The second module, Filter, determines the significance of the candidate pages provided by the Searcher module via the Pages Repository. The classification process determines the similarity among pages using the academic information on the LinkedIn page as terms which are then separated into categories that describe the undergraduate program, institution, and degree. The authors proceed to use Cosine Similarity to build a relationship between candidate pages from the Searcher module and the initial training set based on term frequency and specify a 30% threshold for the minimum percentage of pages on which a term must appear.

The third module, Extraction, extracts the demographic and academic information from the HTML pages returned by the Filter module using regular expressions as shown in Figure 3. The extracted information is stored in the Final Database for further analysis using the Naive Bayes bag-of-words model to identify specific alumni of the desired undergraduate program.

Figure 3 - Regular Expressions Used by Extraction Module

Results and Takeaways
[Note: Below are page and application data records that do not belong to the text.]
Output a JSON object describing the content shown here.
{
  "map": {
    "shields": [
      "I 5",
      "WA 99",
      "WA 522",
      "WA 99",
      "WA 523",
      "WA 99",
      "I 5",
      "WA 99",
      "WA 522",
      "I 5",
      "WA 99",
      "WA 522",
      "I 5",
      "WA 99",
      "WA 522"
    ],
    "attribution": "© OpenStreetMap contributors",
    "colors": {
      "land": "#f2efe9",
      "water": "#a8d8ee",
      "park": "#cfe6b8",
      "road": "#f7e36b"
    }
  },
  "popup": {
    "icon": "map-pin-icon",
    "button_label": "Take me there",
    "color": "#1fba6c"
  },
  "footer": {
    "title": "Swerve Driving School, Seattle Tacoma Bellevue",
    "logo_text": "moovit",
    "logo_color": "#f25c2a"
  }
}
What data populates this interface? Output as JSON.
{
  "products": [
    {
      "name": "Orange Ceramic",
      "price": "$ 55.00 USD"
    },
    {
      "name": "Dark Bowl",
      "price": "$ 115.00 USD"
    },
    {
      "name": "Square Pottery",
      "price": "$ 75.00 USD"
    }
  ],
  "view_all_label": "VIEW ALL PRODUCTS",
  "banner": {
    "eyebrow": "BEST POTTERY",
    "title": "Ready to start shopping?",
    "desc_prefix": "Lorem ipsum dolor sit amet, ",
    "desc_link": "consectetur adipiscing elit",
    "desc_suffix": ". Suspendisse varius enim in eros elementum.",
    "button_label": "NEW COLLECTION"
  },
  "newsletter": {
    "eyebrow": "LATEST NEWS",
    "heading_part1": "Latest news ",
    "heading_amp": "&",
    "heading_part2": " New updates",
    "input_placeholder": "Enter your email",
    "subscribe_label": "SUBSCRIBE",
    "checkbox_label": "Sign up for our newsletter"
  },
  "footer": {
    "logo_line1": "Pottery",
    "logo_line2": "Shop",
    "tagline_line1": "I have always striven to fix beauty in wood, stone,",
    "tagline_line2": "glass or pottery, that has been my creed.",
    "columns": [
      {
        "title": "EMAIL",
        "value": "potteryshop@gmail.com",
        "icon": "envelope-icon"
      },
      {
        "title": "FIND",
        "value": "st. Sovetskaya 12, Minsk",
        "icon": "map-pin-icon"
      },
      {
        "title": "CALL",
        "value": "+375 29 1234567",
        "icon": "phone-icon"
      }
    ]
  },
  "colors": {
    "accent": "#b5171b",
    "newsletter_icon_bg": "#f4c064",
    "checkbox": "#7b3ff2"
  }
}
The authors acknowledge that obtaining an initial list of alumni names is not a major obstacle. However, collecting the initial set of sample pages from a social network, such as LinkedIn, may be time consuming and labor intensive even with small data sets. Their evaluation, as shown in Figure 4, indicates satisfactory precision and the methodology proposed in their paper is able to find an average of 7.5% to 12.2% of alumni for undergraduate programs with more than 1,000 alumni.

Pages Retrieved and Precision Results For Proposed Method and Baseline
Figure 4 - Pages Retrieved and Precision Results For Proposed Method and Baseline
Given the highly structured design of LinkedIn HTML pages, we would expect the Filter and Extraction modules to identify and successful retrieve a higher percentage of alumni; even without applying a machine learning technique. The bulk of this paper's research is predicated upon access to public data on the web. If social media networks choose to present barriers that impede the collection of this public information, continued research by these authors and others will be significantly impacted. With regards to LinkedIn public profiles, we can only anticipate the imminent outcome of pending litigation which will determine who controls publicly available data.

--Corren McCoy (@correnmccoy)

Gonçalves, G. R., Ferreira, A. A., de Assis, G. T., & Tavares, A. I. (2014, October). Gathering alumni information from a web social network. In Web Congress (LA-WEB), 2014 9th Latin American (pp. 100-108). IEEE.